The videos were presented by Dan Guido at Polytechnic Institute of New York University, a private technology university in Brooklyn, New York.
If you’re looking for FREE audit work plans, AuditNet.org is probably your best bet.
You can get a free account that allows you to access a limited number of work plans, usually basic ones. A premium account gives you access to all content . See their Subscription Plans for more info, and note that they call work plans ‘audit templates’.
If you have an ACL support agreement, you may be able to access AuditNet for FREE!
Last time I looked, over 100 work plans were free, and a total of 2600 were available.
Shon Harris is offering FREE Certified Ethical Hacking (CEH) videos for online viewing. According to Harris, all the videos together are over 25 hours long.
The videos are listed below and can be viewed at www.logicalsecurity.com/resources/resources_videos.html.
So what’s the catch? Make sure you read this entire post before you leap!
In case you missed it, the Internet Storm Center had a great post the other day, asking readers:
Filed under Free, Security
Here’s another one. Register and download from Qualys here.

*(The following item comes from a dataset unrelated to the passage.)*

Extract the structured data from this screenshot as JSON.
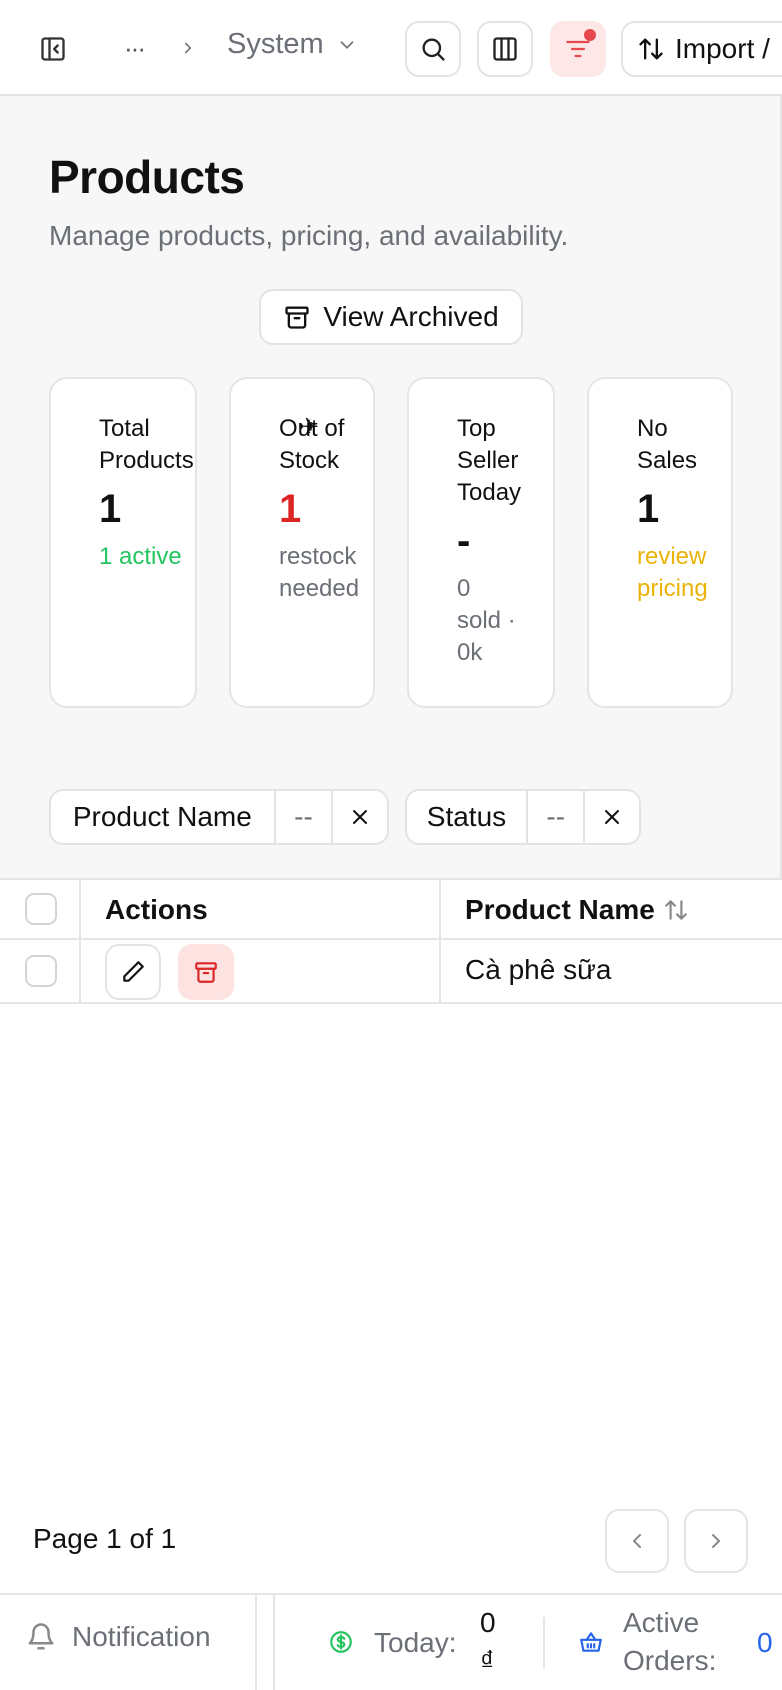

Other free Dummies books.
Getting ready to take the CISA, CISM, CISSP, CIA, PMP, MCSE, or other certification exams? Here’s what you need to do to pass those tests:
Matasano Security has released an upgrade to Flint, a FREE web application that examines firewall configurations. “Flint examines firewalls, quickly computes the effect of all the configuration rules, and then spots problems.”
According to Matasano, once you upload a firewall configuration, Flint:
Filed under Free, Security
Ready for another free Dummies ebook? Now you can register for and download a free copy of Data Backup Dummies.
According to i365 (formerly EVault), the ebook describes how to:
If you hurry (limited time offer), you can register for and download a free copy of Data Leakage for Dummies from Sophos.
What does it take to get started in information security? Can you teach yourself security?
This field requires you to understand how PCs, mobile devices, applications, servers, protocols, and networks operate. It helps to have a lot of curiosity and a good sense of where trouble lurks. And don’t forget Unix/Linux (more on that later).
I started as a PC support guy, became a server administrator, managed a network, and then became a security analyst. For me, it was a natural progression, but that’s the “old school” way of doing it. Security training was scarce, and there were few to no institutions offering training specific to that area. Also, the internet was still growing, and there were few security websites or blogs to learn from.
In Top 100 Network Security Tools and Easy Windows Scanner, I described a few Windows tools that every auditor or security analyst should know or know about. In this post, I highlight some of my other favorite Windows tools (both security and general utility software). ALL OF THEM ARE FREE.
12/26/14 Update: These are STILL my favorite programs. The only one I don’t use anymore is CutePDF Writer, which I replaced with the FREE Sumntra PDF
Foxit Reader (I no longer recommend FOXit). But if you only want a PDF printer, CutePDF is still a great solution.
I also added 2 new tools: PSPad and File Splitter (see my links at the bottom).
Mimosa Systems, the company that created a robust email archive solution for Exchange and Sharepoint, is offering a free ebook (for Dummies) on email archiving.
The ebook describes the retention requirements that companies are subject to. If your company sells to the federal government, you especially need to be aware of these requirements. I’d also recommend reading this ebook if you thinking of moving to Exchange.
You can teach yourself how to use Audit Command Language (ACL), the data analytics software from www.highbond.com. ACL is used by internal auditors and others to: